Consider that you'll seldom if ever get a 3MHz connection on the internet. Now figure out how many connections you may have at a single time. Multiply that by 3 and that's the maximum speed you'll need from a router. (If the internet can't supply the data any faster, your router doesn't have to be faster.)
The only time that doesn't apply is in transfering files from one device on the network to another, and unless you're running a NAS and want to load a large file from it to a wifi-connected device, it wouldn't matter anyway. (The difference in time between transferring a 1MB file on a 30mps wifi network and a 300mps wifi network isn't much, since the whole file transfers in a couple of seconds. Dealing with a 4GB movie, assuming you're copying it, not streaming it, would make a large difference.)
Assuming there's going to be a need for faster speed in your case, N is N - 300mbps (depending on manufacturer and quality of the router, but that's the spec). If you have a lot of 2.4GHz signals floating around (other strong routers, Bluetooth, a microwave oven), a 5GHz signal would have a better chance of not being interfered with, so the actual speed (the thruput) would be higher. Interference can kill a packet or 10, causing it (or them) to have to be resent, slowing things down.
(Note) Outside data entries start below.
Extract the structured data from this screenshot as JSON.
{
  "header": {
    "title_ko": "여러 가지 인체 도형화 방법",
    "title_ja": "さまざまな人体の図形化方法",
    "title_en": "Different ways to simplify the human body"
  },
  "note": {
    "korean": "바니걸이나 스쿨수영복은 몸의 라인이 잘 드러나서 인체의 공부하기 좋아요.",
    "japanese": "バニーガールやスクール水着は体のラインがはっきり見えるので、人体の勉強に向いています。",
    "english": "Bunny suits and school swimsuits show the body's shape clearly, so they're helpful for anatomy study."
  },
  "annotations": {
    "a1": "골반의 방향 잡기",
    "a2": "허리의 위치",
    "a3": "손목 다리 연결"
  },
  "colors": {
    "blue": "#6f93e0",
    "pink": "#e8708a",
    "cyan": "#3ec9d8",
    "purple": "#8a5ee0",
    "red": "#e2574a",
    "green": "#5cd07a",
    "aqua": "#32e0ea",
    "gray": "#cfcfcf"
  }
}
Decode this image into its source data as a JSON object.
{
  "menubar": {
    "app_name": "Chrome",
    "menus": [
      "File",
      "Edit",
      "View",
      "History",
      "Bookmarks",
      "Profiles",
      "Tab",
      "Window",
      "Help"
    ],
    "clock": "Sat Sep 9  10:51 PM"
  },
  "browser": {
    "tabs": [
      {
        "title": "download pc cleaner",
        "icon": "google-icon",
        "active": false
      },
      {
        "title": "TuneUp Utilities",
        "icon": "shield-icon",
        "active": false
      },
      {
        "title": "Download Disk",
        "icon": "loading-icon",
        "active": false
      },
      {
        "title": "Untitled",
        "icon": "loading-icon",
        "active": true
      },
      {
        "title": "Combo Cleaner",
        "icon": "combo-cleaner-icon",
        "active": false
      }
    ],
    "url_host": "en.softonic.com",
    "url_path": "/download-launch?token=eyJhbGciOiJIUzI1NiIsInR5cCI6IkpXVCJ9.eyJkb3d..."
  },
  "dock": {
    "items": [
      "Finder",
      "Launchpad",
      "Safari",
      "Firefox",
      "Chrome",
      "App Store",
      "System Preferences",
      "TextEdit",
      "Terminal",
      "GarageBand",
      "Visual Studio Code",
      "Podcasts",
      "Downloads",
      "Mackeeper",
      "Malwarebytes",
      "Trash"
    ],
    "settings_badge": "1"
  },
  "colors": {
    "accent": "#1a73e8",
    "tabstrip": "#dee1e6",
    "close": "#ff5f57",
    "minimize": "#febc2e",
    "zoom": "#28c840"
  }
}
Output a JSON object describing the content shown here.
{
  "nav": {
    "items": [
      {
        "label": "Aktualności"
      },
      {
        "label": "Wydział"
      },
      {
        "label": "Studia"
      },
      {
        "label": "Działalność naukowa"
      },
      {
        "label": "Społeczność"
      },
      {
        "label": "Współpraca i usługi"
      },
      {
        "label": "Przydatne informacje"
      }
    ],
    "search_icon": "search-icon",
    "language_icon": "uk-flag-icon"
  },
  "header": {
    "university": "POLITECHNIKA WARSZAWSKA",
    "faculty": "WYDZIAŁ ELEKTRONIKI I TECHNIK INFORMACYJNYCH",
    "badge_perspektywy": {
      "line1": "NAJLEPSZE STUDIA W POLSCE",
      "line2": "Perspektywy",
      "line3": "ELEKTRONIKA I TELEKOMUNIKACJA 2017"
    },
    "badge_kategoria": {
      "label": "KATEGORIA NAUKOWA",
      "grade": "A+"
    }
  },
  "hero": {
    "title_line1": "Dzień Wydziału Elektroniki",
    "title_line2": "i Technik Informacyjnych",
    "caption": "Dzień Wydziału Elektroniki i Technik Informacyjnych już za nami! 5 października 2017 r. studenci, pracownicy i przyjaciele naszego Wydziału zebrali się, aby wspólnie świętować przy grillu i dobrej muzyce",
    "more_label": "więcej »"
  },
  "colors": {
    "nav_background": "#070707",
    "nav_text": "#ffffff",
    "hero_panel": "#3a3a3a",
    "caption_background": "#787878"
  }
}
Conversely, 2.4GHz penetrates walls better than 5GHz, so if you want full-house coverage, and there will be more than one wall between the router and some devices, a 2.4 GHz signal will give you faster thruput.
802.11ac is a faster spec (500mbps minimum under ideal conditions - as high as 1gbps), but 1) that's under ideal conditions - an interference-free lab with no intervening material (between the router and the device) and no large metal objects "visible" to either (IOW, walls that totally absorb any signal). In reality, ac probably won't give you any more thruput than N. And if you have a few older devices, so you have to allow the router to operate in mixed-mode (N + ac), even an ac connection will run at about N speed (which, itself, in real world situations, is seldom as fast as 150mbps).
When I bought my last router, a few months ago, I skipped the extra price for ac and went with an N router, and I don;t have anything that can transfer a file at even that speed. (Even with my phone sitting on my router, the thruput is less than 300mbps from the drive plugged right into the router).
Some day the internet will have gigabit speeds, but I don't think any router you buy now will last long enough to see it.